Second, the Committee advances its theory that registration and reporting could be avoided by the timing of payments. At our public meeting, the Pennsylvania Bar Association (PBA) offered a solution to the Committee's concern that it believes falls within the Act. PBA believes that costs could be pro-rated to the time period when lobbying actually occurs. If the Committee's concern is that registration and reporting could be avoided by the timing of payments, the Committee should give strong consideration to the PBA's solution. If the Committee believes there are other activities that need to be reported, such as payments and retainers, without the actual act of lobbying, it should seek statutory amendments, as we recommended in our comments on the proposed regulation.
Finally, the Act delineates the circumstances and expenses that require registration and reporting. The only categories for reporting expenses specified by 65 Pa.C.S. § 13A05(b)(2)(iv) do not contemplate expenses related to anything but the specific activities listed in the definition of ''lobbying'' in 65 Pa.C.S. § 13A03. If the Committee believes other expenses need to be reported, it needs to seek statutory amendments for reporting them.
Based upon the information provided to us, we have determined this regulation is not consistent with the statutory authority of the Department (65 Pa.C.S. § 13A10(d)) and the intention of the General Assembly. We find promulgation of this regulation is not in the public interest.
By Order of the Commission:
This regulation is disapproved.
[Pa.B. Doc. No. 08-2168. Filed for public inspection November 28, 2008, 9:00 a.m.]
No part of the information on this site may be reproduced for profit or sold for profit.

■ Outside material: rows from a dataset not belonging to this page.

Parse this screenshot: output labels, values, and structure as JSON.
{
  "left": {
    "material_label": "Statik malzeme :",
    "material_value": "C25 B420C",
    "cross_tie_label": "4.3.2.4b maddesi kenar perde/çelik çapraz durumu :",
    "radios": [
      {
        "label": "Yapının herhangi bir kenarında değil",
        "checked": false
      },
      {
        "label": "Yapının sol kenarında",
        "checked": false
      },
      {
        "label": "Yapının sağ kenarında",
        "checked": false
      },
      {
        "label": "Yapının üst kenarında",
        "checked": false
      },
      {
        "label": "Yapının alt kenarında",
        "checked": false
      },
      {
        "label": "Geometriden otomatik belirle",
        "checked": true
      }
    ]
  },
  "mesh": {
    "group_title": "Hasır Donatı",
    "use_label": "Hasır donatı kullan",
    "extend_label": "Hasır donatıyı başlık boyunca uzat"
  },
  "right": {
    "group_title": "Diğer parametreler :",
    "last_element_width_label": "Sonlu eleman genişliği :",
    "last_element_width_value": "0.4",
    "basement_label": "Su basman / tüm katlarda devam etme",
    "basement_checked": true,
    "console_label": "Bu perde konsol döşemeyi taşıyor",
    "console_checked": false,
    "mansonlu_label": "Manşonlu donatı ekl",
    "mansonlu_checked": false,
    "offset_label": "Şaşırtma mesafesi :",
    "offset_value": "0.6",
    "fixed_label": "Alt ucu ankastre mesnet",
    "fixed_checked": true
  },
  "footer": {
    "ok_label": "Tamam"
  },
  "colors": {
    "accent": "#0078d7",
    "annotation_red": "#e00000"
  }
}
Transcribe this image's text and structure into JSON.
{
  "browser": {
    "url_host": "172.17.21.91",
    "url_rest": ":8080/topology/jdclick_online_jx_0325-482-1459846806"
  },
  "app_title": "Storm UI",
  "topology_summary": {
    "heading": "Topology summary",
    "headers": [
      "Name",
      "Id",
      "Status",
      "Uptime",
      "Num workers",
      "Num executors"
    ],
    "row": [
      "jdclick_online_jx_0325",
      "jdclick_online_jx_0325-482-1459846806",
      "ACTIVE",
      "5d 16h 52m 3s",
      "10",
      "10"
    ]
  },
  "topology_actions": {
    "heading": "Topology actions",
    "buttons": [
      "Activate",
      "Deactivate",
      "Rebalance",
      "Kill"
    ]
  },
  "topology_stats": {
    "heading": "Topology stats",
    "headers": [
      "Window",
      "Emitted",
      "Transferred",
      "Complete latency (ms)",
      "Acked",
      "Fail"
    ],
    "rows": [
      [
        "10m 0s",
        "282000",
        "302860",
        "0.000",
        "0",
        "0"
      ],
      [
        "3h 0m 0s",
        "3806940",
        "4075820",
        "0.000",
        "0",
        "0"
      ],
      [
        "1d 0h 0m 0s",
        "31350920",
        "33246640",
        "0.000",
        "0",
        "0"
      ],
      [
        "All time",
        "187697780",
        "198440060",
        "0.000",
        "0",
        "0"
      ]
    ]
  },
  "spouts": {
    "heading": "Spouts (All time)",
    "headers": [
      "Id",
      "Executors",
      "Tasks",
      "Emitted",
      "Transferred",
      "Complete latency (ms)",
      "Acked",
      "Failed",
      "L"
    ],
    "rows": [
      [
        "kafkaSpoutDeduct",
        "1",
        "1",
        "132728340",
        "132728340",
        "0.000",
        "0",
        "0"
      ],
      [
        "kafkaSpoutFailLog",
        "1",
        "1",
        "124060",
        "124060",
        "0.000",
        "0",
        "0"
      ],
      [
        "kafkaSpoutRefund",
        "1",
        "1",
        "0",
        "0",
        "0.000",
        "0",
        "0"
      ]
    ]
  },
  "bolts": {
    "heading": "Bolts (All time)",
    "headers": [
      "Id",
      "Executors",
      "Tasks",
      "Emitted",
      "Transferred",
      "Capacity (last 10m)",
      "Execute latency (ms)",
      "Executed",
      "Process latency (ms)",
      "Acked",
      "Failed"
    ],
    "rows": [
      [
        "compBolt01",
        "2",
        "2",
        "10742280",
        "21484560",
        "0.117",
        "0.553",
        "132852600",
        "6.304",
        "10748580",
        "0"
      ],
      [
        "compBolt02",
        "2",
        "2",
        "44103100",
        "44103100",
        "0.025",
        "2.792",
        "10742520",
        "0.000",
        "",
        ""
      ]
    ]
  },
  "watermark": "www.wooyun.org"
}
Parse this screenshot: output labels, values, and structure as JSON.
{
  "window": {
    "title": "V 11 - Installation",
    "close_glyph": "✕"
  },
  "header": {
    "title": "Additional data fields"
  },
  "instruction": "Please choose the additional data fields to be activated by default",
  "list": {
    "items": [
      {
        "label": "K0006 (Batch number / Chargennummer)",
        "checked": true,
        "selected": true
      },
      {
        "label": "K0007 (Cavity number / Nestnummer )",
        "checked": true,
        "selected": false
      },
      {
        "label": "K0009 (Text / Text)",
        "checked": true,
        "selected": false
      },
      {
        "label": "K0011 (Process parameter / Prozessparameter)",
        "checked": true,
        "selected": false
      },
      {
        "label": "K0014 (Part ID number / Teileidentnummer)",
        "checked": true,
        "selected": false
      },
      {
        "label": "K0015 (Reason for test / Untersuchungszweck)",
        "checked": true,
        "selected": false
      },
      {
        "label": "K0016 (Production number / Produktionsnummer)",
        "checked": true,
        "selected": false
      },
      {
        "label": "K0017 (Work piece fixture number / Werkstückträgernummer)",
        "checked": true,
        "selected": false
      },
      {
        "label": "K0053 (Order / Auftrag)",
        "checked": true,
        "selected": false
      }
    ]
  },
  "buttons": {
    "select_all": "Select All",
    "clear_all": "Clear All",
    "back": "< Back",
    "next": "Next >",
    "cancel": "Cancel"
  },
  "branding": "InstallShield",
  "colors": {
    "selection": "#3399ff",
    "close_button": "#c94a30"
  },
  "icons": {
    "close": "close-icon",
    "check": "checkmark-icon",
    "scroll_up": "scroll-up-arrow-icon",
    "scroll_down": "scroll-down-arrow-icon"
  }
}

This material has been drawn directly from the official Pennsylvania Bulletin full text database. Due to the limitations of HTML or differences in display capabilities of different browsers, this version may differ slightly from the official printed version.